(Listed entries)

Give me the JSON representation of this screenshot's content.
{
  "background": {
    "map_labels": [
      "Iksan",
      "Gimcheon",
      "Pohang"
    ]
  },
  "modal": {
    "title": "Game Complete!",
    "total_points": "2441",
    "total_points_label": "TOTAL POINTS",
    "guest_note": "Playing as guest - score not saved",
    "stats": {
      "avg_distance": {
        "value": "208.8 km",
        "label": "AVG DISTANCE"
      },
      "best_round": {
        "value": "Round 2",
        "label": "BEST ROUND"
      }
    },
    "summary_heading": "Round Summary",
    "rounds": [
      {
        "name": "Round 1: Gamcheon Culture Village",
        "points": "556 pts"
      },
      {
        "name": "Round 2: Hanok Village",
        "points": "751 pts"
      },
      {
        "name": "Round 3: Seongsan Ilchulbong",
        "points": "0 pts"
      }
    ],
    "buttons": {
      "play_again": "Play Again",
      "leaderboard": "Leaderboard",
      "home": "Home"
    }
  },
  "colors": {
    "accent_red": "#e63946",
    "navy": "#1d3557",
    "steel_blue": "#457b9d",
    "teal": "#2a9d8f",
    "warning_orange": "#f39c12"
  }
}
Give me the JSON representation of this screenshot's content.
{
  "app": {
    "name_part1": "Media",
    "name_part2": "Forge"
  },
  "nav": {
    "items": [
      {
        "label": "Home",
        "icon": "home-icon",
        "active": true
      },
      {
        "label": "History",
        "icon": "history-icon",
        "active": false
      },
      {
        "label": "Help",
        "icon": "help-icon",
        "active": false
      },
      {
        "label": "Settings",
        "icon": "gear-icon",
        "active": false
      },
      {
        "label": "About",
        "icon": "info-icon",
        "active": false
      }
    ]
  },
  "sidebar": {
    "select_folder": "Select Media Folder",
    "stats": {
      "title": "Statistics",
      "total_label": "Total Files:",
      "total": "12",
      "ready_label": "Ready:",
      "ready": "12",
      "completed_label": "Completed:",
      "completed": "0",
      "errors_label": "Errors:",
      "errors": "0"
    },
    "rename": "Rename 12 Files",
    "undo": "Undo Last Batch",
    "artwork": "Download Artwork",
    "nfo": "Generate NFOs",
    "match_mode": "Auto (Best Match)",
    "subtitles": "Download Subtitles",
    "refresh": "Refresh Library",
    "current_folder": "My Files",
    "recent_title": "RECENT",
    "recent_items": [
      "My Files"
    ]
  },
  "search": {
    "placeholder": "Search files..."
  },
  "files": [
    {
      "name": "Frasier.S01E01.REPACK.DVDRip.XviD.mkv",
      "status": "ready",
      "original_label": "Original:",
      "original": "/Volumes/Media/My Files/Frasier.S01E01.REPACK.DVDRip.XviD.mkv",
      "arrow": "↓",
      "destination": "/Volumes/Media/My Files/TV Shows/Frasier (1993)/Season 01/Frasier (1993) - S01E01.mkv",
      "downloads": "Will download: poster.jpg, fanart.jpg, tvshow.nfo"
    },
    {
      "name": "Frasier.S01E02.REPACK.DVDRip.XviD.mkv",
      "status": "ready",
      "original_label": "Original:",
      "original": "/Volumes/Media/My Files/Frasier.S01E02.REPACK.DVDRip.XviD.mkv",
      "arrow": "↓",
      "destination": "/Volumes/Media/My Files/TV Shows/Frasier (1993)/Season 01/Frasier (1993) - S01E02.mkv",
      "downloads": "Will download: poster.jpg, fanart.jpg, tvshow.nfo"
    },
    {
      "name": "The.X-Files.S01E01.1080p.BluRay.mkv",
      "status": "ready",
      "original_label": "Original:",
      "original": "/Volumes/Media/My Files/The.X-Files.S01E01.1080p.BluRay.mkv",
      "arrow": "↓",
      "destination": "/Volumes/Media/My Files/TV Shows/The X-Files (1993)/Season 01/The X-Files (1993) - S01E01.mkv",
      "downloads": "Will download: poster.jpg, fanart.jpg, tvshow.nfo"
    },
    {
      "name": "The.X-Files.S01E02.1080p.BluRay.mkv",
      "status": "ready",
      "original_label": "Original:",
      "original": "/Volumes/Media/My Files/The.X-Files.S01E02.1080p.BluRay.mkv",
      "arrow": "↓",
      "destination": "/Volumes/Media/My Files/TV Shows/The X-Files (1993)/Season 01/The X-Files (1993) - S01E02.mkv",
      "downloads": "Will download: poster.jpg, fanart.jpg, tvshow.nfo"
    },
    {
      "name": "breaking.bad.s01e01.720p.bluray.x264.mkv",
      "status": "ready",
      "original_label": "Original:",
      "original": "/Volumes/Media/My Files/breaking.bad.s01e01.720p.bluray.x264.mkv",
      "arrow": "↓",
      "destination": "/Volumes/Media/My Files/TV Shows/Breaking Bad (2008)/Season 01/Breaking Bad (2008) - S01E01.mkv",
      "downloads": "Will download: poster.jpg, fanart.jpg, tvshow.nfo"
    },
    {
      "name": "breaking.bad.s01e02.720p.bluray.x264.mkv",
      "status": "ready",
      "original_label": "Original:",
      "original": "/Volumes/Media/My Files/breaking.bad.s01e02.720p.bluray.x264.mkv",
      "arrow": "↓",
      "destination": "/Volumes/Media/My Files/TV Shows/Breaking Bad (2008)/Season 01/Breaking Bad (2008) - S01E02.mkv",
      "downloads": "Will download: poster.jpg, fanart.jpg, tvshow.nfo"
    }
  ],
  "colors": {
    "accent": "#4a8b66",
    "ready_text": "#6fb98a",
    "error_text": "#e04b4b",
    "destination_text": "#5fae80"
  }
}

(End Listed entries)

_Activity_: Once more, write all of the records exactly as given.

_Answer to the exercise_:
Give me the JSON representation of this screenshot's content.
{
  "background": {
    "map_labels": [
      "Iksan",
      "Gimcheon",
      "Pohang"
    ]
  },
  "modal": {
    "title": "Game Complete!",
    "total_points": "2441",
    "total_points_label": "TOTAL POINTS",
    "guest_note": "Playing as guest - score not saved",
    "stats": {
      "avg_distance": {
        "value": "208.8 km",
        "label": "AVG DISTANCE"
      },
      "best_round": {
        "value": "Round 2",
        "label": "BEST ROUND"
      }
    },
    "summary_heading": "Round Summary",
    "rounds": [
      {
        "name": "Round 1: Gamcheon Culture Village",
        "points": "556 pts"
      },
      {
        "name": "Round 2: Hanok Village",
        "points": "751 pts"
      },
      {
        "name": "Round 3: Seongsan Ilchulbong",
        "points": "0 pts"
      }
    ],
    "buttons": {
      "play_again": "Play Again",
      "leaderboard": "Leaderboard",
      "home": "Home"
    }
  },
  "colors": {
    "accent_red": "#e63946",
    "navy": "#1d3557",
    "steel_blue": "#457b9d",
    "teal": "#2a9d8f",
    "warning_orange": "#f39c12"
  }
}
Give me the JSON representation of this screenshot's content.
{
  "app": {
    "name_part1": "Media",
    "name_part2": "Forge"
  },
  "nav": {
    "items": [
      {
        "label": "Home",
        "icon": "home-icon",
        "active": true
      },
      {
        "label": "History",
        "icon": "history-icon",
        "active": false
      },
      {
        "label": "Help",
        "icon": "help-icon",
        "active": false
      },
      {
        "label": "Settings",
        "icon": "gear-icon",
        "active": false
      },
      {
        "label": "About",
        "icon": "info-icon",
        "active": false
      }
    ]
  },
  "sidebar": {
    "select_folder": "Select Media Folder",
    "stats": {
      "title": "Statistics",
      "total_label": "Total Files:",
      "total": "12",
      "ready_label": "Ready:",
      "ready": "12",
      "completed_label": "Completed:",
      "completed": "0",
      "errors_label": "Errors:",
      "errors": "0"
    },
    "rename": "Rename 12 Files",
    "undo": "Undo Last Batch",
    "artwork": "Download Artwork",
    "nfo": "Generate NFOs",
    "match_mode": "Auto (Best Match)",
    "subtitles": "Download Subtitles",
    "refresh": "Refresh Library",
    "current_folder": "My Files",
    "recent_title": "RECENT",
    "recent_items": [
      "My Files"
    ]
  },
  "search": {
    "placeholder": "Search files..."
  },
  "files": [
    {
      "name": "Frasier.S01E01.REPACK.DVDRip.XviD.mkv",
      "status": "ready",
      "original_label": "Original:",
      "original": "/Volumes/Media/My Files/Frasier.S01E01.REPACK.DVDRip.XviD.mkv",
      "arrow": "↓",
      "destination": "/Volumes/Media/My Files/TV Shows/Frasier (1993)/Season 01/Frasier (1993) - S01E01.mkv",
      "downloads": "Will download: poster.jpg, fanart.jpg, tvshow.nfo"
    },
    {
      "name": "Frasier.S01E02.REPACK.DVDRip.XviD.mkv",
      "status": "ready",
      "original_label": "Original:",
      "original": "/Volumes/Media/My Files/Frasier.S01E02.REPACK.DVDRip.XviD.mkv",
      "arrow": "↓",
      "destination": "/Volumes/Media/My Files/TV Shows/Frasier (1993)/Season 01/Frasier (1993) - S01E02.mkv",
      "downloads": "Will download: poster.jpg, fanart.jpg, tvshow.nfo"
    },
    {
      "name": "The.X-Files.S01E01.1080p.BluRay.mkv",
      "status": "ready",
      "original_label": "Original:",
      "original": "/Volumes/Media/My Files/The.X-Files.S01E01.1080p.BluRay.mkv",
      "arrow": "↓",
      "destination": "/Volumes/Media/My Files/TV Shows/The X-Files (1993)/Season 01/The X-Files (1993) - S01E01.mkv",
      "downloads": "Will download: poster.jpg, fanart.jpg, tvshow.nfo"
    },
    {
      "name": "The.X-Files.S01E02.1080p.BluRay.mkv",
      "status": "ready",
      "original_label": "Original:",
      "original": "/Volumes/Media/My Files/The.X-Files.S01E02.1080p.BluRay.mkv",
      "arrow": "↓",
      "destination": "/Volumes/Media/My Files/TV Shows/The X-Files (1993)/Season 01/The X-Files (1993) - S01E02.mkv",
      "downloads": "Will download: poster.jpg, fanart.jpg, tvshow.nfo"
    },
    {
      "name": "breaking.bad.s01e01.720p.bluray.x264.mkv",
      "status": "ready",
      "original_label": "Original:",
      "original": "/Volumes/Media/My Files/breaking.bad.s01e01.720p.bluray.x264.mkv",
      "arrow": "↓",
      "destination": "/Volumes/Media/My Files/TV Shows/Breaking Bad (2008)/Season 01/Breaking Bad (2008) - S01E01.mkv",
      "downloads": "Will download: poster.jpg, fanart.jpg, tvshow.nfo"
    },
    {
      "name": "breaking.bad.s01e02.720p.bluray.x264.mkv",
      "status": "ready",
      "original_label": "Original:",
      "original": "/Volumes/Media/My Files/breaking.bad.s01e02.720p.bluray.x264.mkv",
      "arrow": "↓",
      "destination": "/Volumes/Media/My Files/TV Shows/Breaking Bad (2008)/Season 01/Breaking Bad (2008) - S01E02.mkv",
      "downloads": "Will download: poster.jpg, fanart.jpg, tvshow.nfo"
    }
  ],
  "colors": {
    "accent": "#4a8b66",
    "ready_text": "#6fb98a",
    "error_text": "#e04b4b",
    "destination_text": "#5fae80"
  }
}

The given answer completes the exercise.